The virus can be killed by normal household disinfectants and temperatures of 83C. Cool washes are probably not sufficient to kill this virus.
If you get this infection in your rats, then you should avoid contact with other rats or rat owners for 6-8 weeks to be on the safe side, but it is probably impossible to prevent spread within your own rats without elaborate quarantine procedures that are unlikely to achieve anything other than prolonging your outbreak.
There is no treatment for this infection but supportive therapy can help. This includes blanket adminstration of pain killers, such as soluble asprin or Ibruprofen in the drinking water to nursing for the worst affected. Rats who are not eating or drinking, should be dropper fed in order to improve their chances. I have found that diluted Nutrical, sweetened milk with a spot of alcohol and Polyaid can all make a big difference to a rat's chances.
Antibiotics will not touch the virus but the use of chloramphenicol eye drops does help prevent secondary eye infections. Likewise rats with the worst respiratory symptoms may be helped by a course of an antimycoplasmal antibiotic such as Baytril or Doxycycline.

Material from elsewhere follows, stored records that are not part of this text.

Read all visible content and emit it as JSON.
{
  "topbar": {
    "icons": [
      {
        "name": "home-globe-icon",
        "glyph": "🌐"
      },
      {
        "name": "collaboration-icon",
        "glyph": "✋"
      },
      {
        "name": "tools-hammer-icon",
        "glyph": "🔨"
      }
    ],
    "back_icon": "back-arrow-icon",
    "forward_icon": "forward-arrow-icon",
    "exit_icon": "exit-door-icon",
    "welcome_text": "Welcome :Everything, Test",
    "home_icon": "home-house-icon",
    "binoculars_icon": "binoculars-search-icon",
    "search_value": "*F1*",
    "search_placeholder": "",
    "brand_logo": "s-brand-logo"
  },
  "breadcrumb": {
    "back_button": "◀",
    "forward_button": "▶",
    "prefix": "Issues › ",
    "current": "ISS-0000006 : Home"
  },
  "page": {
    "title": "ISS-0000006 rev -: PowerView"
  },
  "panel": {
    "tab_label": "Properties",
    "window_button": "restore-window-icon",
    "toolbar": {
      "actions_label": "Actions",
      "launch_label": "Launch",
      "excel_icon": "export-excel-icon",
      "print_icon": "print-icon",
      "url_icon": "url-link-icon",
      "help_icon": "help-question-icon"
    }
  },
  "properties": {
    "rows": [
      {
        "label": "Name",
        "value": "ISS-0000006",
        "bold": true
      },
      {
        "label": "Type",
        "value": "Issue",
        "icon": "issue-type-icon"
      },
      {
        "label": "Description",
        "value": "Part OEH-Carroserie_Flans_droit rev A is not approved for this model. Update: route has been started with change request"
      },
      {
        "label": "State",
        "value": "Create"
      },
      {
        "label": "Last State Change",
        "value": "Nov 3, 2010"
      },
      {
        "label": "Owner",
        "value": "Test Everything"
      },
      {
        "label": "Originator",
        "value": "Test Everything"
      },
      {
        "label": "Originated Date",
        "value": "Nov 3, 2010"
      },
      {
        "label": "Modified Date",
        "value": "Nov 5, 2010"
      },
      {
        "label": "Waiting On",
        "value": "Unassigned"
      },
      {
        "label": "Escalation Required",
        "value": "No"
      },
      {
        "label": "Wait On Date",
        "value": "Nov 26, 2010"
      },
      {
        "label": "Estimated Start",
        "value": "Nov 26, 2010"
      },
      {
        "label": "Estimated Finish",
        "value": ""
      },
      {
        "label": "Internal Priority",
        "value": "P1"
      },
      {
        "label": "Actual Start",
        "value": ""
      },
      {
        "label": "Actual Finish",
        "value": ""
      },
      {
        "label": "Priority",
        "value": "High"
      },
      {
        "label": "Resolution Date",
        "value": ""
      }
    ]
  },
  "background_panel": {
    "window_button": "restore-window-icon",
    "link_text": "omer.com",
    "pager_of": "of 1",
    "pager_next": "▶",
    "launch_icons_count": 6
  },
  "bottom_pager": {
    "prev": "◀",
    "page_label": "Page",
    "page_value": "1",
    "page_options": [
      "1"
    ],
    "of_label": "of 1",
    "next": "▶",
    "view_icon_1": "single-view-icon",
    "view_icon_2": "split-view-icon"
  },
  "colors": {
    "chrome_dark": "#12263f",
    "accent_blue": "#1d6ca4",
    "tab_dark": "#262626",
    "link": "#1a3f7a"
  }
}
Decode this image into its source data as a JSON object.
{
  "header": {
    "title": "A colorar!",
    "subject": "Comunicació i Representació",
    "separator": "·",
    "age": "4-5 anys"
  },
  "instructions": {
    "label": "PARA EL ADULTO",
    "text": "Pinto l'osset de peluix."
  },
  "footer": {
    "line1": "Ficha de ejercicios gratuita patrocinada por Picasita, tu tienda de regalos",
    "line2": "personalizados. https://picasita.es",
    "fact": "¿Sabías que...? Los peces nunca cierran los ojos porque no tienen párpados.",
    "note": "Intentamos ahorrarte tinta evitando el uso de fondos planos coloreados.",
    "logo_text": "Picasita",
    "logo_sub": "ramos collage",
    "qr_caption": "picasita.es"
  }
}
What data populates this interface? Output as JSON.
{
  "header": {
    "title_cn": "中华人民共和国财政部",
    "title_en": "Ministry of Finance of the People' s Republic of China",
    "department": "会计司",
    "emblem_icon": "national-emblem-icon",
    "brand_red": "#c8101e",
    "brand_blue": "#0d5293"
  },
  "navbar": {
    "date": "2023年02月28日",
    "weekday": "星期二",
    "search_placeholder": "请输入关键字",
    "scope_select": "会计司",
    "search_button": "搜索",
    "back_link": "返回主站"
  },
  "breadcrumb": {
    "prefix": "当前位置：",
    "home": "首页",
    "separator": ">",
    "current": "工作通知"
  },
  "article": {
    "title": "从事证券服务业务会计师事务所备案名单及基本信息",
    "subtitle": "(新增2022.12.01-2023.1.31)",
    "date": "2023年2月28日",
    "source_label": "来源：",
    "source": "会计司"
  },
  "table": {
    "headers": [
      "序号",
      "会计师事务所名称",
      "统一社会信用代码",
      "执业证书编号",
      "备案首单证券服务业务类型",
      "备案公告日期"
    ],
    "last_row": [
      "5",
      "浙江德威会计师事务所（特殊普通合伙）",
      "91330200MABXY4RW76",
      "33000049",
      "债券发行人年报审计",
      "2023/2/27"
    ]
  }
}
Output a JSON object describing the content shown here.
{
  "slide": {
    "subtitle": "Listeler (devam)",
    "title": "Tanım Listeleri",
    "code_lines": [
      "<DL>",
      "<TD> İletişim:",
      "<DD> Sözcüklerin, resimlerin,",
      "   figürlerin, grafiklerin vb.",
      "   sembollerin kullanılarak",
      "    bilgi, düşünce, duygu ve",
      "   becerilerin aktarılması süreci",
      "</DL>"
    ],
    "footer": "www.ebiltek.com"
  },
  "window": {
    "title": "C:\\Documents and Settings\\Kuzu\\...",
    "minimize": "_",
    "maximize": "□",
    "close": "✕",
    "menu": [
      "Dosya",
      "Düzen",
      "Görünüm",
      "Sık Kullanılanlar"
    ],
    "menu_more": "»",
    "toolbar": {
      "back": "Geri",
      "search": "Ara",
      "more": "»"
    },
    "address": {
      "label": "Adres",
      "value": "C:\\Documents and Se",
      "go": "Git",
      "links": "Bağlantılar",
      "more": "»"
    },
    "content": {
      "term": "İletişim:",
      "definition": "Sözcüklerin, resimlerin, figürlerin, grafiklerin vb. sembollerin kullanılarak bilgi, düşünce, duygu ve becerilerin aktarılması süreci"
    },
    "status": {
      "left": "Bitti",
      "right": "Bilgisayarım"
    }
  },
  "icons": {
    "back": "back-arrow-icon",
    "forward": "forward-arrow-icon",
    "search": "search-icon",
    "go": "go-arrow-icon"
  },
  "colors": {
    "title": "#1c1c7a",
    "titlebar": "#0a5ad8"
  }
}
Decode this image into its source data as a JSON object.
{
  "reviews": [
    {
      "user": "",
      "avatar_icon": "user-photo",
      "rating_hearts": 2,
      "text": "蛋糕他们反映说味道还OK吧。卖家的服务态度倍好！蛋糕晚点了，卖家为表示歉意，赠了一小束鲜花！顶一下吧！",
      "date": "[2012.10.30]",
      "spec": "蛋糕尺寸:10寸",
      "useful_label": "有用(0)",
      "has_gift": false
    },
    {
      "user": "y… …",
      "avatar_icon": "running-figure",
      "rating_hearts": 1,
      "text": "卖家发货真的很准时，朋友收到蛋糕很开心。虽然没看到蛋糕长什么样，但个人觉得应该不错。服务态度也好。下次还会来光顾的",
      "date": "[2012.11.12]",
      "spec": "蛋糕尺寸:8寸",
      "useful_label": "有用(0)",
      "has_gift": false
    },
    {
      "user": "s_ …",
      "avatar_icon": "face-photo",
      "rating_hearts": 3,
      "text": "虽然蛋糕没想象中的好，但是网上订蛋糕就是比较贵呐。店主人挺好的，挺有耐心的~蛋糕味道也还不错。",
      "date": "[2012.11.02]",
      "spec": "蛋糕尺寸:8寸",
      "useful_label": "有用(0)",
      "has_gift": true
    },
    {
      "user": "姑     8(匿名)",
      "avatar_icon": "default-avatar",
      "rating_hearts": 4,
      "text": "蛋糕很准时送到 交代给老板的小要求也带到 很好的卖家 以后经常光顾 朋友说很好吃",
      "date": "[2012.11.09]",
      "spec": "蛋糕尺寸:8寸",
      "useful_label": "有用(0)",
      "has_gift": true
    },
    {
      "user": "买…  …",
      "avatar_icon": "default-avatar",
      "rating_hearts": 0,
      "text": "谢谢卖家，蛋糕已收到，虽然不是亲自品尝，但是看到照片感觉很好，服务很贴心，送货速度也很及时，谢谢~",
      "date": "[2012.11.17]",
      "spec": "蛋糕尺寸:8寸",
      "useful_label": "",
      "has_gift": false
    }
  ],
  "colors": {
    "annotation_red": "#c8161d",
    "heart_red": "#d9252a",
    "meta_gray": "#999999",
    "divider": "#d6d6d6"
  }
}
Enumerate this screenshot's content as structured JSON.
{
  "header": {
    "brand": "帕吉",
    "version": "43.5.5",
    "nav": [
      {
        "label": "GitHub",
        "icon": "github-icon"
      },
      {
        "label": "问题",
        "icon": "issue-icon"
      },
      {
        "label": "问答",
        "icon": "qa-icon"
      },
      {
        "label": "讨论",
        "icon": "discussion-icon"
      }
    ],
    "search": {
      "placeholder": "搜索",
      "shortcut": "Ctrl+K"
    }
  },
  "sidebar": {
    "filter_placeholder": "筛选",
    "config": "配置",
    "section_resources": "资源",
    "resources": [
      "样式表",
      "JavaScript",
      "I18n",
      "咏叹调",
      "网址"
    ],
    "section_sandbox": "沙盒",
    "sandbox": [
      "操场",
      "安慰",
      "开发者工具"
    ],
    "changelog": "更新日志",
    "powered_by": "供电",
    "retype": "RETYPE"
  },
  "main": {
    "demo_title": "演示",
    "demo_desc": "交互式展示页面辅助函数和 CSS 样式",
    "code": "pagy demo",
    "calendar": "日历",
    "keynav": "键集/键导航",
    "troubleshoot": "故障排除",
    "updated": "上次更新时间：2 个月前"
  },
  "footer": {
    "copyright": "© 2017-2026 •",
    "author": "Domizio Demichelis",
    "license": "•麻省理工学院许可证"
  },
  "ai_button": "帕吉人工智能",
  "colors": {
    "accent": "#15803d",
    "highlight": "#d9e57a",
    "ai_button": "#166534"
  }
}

This is a common virus and most outbreaks pass off without deaths or serious illness. However, when a more virulent strain does appear, it is important that committees act quickly to prevent the spread of the infection. This means stopping shows and 'gatherings' until the outbreak has subsided. However, this will not work unless individual members behave in a responsible manner and keep away from more 'informal' meetings. Likewise care must be taken when bringing in rats from unknown or dubious outside sources. These rats can often be the source of new disease strains even if they appear well. Therefore you should quarantine these rats for 2-3 weeks. Alternatively, if you do mix these rats in with your own, you will need to watch yours carefully for a few weeks. During this time, you should keep away from other rats.